Methodological quality of the review: Low confidence
Authors: Hwang HB, Han JW, Yim HB, Lee NY
Region: Egypt, Saudi Arabia, Korea, Brazil, Turkey and China
Sub-sector: Quality of clinical care
Equity focus: None specified
Review type: Other review
Quantitative synthesis method: Meta-analysis
Qualitative synthesis method: Not applicable
Neovascular glaucoma (NVG) is a refractory glaucoma caused by neovascularization in the iris and the anterior chamber angle. It is secondary to retinal and anterior segment ischemia, such as that associated with proliferative diabetic retinopathy, central retinal vein occlusion, and ocular ischemic syndrome. Thus, it is important to treat both elevated intraocular pressure (IOP) and the underlying cause of the disease when managing NVG. Vascular endothelial growth factor (VEGF) is the main causative agent of neovascularization. Therefore, anti-VEGF treatment is anticipated to play an important role in the management of NVG.
Evaluated the effects of adjuvant intravitreal bevacizumab injection on the outcomes of Ahmed glaucoma valve (AGV) implantation in patients with neovascular glaucoma (NVG).
In total, the authors included six studies in the review. Three studies were retrospective and conducted in Korea, Turkey, and China, whereas the other three were prospective. Two were randomized controlled trials (RCTs). The follow-up duration ranged from 12 months to 2.4 years. The age of the patients ranged from 53.7 to 65.8 years. According to the authors, all studies had a Downs and Blacks score above 50%, fulfilling the quality criteria.
The differences in means and 95% confidence intervals of IOPR% of six studies, comparing surgery alone to adjuvant IVB with surgery in terms of the IOPR% of 1-year follow-up, forest plot showed the tendency that adjuvant bevacizumab treatment was more effective than only AGV implantation.
When the authors compared the outcomes of AGV implantation only with those of AGV implantation + adjuvant bevacizumab, a success rate in favor of AGV implantation + adjuvant bevacizumab was observed at the one-year follow-up. That is, the Mantel–Haenszel ORs of the success rates among the six studies comparing adjuvant IVB + surgery with surgery alone were in favour of adjuvant IVB.
The authors concluded that AGV implantation with adjuvant bevacizumab was more effective and had a higher success rate than surgery alone for lowering IOP in patients with NVG. The combined procedure tended to show a lower incidence of bleeding-associated complications, such as hyphema.
The inclusion criteria for the published studies were as follows:

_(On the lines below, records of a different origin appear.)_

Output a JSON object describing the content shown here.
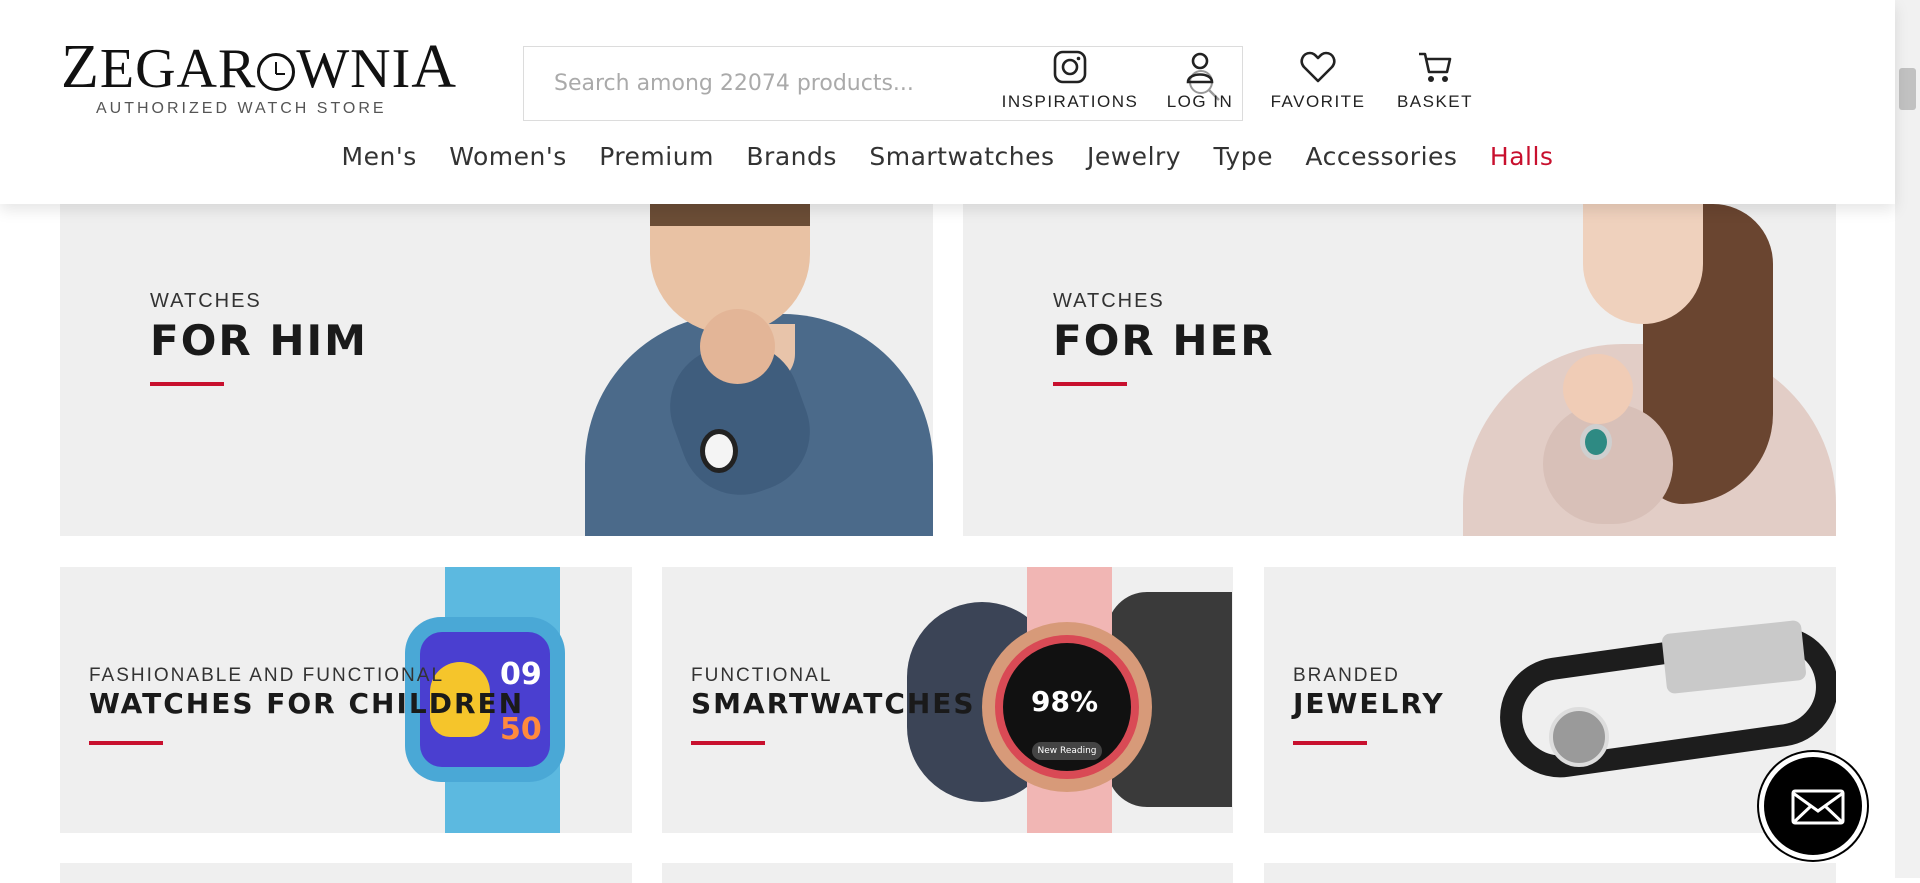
{
  "logo": {
    "word_prefix": "Z",
    "word_mid": "EGAR",
    "word_suffix": "WNI",
    "word_end": "A",
    "subtitle": "AUTHORIZED WATCH STORE"
  },
  "search": {
    "placeholder": "Search among 22074 products..."
  },
  "header_icons": [
    {
      "icon": "instagram-icon",
      "label": "INSPIRATIONS"
    },
    {
      "icon": "user-icon",
      "label": "LOG IN"
    },
    {
      "icon": "heart-icon",
      "label": "FAVORITE"
    },
    {
      "icon": "cart-icon",
      "label": "BASKET"
    }
  ],
  "nav": [
    "Men's",
    "Women's",
    "Premium",
    "Brands",
    "Smartwatches",
    "Jewelry",
    "Type",
    "Accessories",
    "Halls"
  ],
  "tiles": {
    "him": {
      "kicker": "WATCHES",
      "headline": "FOR HIM"
    },
    "her": {
      "kicker": "WATCHES",
      "headline": "FOR HER"
    },
    "kids": {
      "kicker": "FASHIONABLE AND FUNCTIONAL",
      "headline": "WATCHES FOR CHILDREN",
      "screen_time": "09",
      "screen_num": "50"
    },
    "smart": {
      "kicker": "FUNCTIONAL",
      "headline": "SMARTWATCHES",
      "screen_pct": "98%",
      "screen_btn": "New Reading"
    },
    "jewelry": {
      "kicker": "BRANDED",
      "headline": "JEWELRY"
    }
  },
  "colors": {
    "accent": "#c8102e",
    "tile_bg": "#efefef"
  }
}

The authors conducted a search of PubMed, EMBASE, and the Cochrane Library, with no date restrictions. In addition, they reviewed reference lists of original reports for additional studies.
Two authors independently extracted data and assessed the quality of included studies using a system reported by Downs and Blacks that assesses both randomized and non-randomized studies. The quantitative data were entered into a comprehensive meta-analysis software package. The pooled odds ratios (ORs) were calculated for dichotomous outcomes.
The authors did not discuss the generalizability of findings in the review.
The authors included studies from different income settings. However, they did not discuss how findings are applicable to low and middle-income countries.
Summary of quality assessment:
Low confidence is attributed to this review as important limitations were identified. The authors did not conduct a thorough search of the literature to ensure all relevant literature were identified. The authors did not avoid language bias and did not conduct a search for grey literature. In addition, they did not employ rigorous methods in screening of studies for inclusion.
Hwang HB, Han JW, Yim HB, Lee NY (2015) Beneficial effects of adjuvant intravitreal bevacizumab injection on outcomes of Ahmed glaucoma valve implantation in patients with neovascular glaucoma: systematic literature review. J Ocul Pharmacol Ther. 2015 May;31(4):198-203